The 24-year-old Vieira is a Brazilian native and has only made one appearance in the big leagues, striking out a batter in one perfect inning of work in 2017.

While his career minor-league numbers don't jump off the page — 14-19 with a 4.58 ERA, 1.48 WHIP, 13 saves and 7.4 K/9 in 290.2 innings \— Vieira has been reportedly clocked at 104 mph with his fastball and was ranked as the Mariners' No. 8 prospect at the time of the deal. He also held righties to .194 batting average in 2017.

Here's video of Vieira throwing gas:

And this may explain why Vieira was even available:

Control has been an issue throughout his career, as he's walked 4.6 batters per nine innings in the minors. He has improved in that regard over the last few seasons, however, walking only 22 batters in 54 innings across three levels in 2017 and he doled out only one free pass in 5.1 innings in the Arizona Fall League in 2016.

What does this deal mean in the big picture for baseball? How did the Sox pull off a move like this while not having to give up a player in return? 

This may help shed light on the situation from Baseball America's Kyle Glaser:

Either way, the White Sox may have just acquired a guy who could potentially throw his name in the hat for "future closer." Or at the very least, throw his name in the hat for "best name."

Is Avi Time coming to an end on the South Side?


Is Avi Time coming to an end on the South Side?

After posting career numbers in 2017, Avisail Garcia is already attracting trade suitors this offseason.

According to the San Francisco Chronicle's John Shea, the Oakland A's have interest in acquiring the outfielder, who would fill the team's need for a right-handed bat. 

The buzz should come as no surprise given Garcia produced a slash line of .330/.380/.506 in his breakout campaign, where he was also named the lone representative for the rebuilding Sox at the All-Star Game. 

Now the question centers on whether GM Rick Hahn, whose phone constantly stays buzzing, sees the 26-year-old as a piece for the future or trade bait. Heading into winter meetings, Hahn reiterated that he would listen to deals involving Garcia and Jose Abreu, especially considering the South Siders are likely still a few years away from seriously competing in the American League. 

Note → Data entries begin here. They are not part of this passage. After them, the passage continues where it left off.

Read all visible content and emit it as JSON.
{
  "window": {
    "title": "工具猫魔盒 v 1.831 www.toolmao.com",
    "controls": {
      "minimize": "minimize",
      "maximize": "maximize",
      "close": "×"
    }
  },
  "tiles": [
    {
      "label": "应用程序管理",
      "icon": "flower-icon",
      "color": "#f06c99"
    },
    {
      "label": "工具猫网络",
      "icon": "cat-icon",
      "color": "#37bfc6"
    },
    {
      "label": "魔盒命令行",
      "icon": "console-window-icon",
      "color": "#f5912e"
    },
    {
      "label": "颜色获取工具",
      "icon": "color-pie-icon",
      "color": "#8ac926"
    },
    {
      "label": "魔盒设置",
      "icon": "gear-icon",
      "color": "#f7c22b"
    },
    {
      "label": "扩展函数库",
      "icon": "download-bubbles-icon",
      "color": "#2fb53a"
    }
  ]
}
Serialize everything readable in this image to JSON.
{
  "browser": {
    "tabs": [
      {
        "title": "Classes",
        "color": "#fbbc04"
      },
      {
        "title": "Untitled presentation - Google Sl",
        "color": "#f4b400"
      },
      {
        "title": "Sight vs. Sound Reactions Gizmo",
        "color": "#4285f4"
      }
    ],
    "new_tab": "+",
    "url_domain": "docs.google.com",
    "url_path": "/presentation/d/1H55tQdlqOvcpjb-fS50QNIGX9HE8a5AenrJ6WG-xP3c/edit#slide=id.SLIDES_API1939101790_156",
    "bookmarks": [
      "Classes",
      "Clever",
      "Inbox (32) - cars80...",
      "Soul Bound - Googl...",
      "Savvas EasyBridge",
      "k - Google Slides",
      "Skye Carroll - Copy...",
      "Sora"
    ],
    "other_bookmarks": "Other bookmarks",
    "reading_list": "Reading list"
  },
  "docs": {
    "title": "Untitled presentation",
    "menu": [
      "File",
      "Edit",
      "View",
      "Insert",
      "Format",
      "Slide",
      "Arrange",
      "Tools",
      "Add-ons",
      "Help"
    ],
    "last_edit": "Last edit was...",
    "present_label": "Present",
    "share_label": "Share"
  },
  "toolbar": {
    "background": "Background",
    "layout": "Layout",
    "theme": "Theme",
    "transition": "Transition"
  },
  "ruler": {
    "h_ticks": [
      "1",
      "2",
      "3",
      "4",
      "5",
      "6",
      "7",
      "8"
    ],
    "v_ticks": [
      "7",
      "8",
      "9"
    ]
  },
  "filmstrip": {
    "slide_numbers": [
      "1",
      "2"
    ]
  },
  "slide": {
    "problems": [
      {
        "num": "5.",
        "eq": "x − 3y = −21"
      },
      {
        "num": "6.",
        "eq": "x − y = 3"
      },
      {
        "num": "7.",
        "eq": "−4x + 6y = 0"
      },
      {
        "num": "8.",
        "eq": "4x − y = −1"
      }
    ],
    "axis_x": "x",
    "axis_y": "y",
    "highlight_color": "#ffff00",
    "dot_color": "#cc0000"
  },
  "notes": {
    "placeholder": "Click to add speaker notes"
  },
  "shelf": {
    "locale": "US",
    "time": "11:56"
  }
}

With Garcia under club control until 2019 and his value at its peak, now may be the ideal time for Hahn to sell high and stockpile even more prospects for the already talent-rich farm system. The A's currently have four players in MLB Pipeline's Top 100

It may be Avi Time in Oakland.